==== DATASET ====

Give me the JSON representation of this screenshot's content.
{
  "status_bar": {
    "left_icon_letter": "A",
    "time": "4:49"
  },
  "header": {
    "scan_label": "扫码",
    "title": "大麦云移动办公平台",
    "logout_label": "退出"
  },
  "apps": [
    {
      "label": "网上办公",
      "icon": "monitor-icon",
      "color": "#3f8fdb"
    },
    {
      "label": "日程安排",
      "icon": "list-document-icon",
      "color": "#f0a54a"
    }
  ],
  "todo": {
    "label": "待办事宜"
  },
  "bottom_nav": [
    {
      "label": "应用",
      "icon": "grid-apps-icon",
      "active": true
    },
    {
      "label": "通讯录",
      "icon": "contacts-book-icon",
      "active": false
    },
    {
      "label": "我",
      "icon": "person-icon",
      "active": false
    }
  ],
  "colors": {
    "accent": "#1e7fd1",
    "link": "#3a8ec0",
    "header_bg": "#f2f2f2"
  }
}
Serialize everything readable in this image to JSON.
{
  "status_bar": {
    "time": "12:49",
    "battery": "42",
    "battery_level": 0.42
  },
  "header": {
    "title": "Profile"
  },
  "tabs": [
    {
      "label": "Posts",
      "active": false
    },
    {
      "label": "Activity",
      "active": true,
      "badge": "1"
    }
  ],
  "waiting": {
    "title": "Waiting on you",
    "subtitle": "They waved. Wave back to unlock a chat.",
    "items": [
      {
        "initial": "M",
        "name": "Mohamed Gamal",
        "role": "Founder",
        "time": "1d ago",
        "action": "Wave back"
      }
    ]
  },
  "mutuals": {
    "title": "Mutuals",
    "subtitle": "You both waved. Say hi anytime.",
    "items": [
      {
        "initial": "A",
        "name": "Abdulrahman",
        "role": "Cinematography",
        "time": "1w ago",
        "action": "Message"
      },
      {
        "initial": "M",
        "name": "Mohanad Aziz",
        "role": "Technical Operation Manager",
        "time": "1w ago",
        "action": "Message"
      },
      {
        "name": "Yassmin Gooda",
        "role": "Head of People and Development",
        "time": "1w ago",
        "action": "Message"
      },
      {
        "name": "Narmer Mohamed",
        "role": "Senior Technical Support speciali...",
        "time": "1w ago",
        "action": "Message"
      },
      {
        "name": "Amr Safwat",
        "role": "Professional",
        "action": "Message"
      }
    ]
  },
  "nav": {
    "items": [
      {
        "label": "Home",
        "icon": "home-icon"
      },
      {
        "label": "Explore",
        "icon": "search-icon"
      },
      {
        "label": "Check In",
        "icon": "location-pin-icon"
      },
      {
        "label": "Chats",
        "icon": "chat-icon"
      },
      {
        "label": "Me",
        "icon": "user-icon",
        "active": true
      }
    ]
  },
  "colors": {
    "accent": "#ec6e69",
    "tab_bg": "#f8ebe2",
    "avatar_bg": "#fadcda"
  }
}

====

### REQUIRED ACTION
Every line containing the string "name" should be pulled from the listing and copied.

### EXERCISE RESPONSE
        "name": "Mohamed Gamal",
        "name": "Abdulrahman",
        "name": "Mohanad Aziz",
        "name": "Yassmin Gooda",
        "name": "Narmer Mohamed",
        "name": "Amr Safwat",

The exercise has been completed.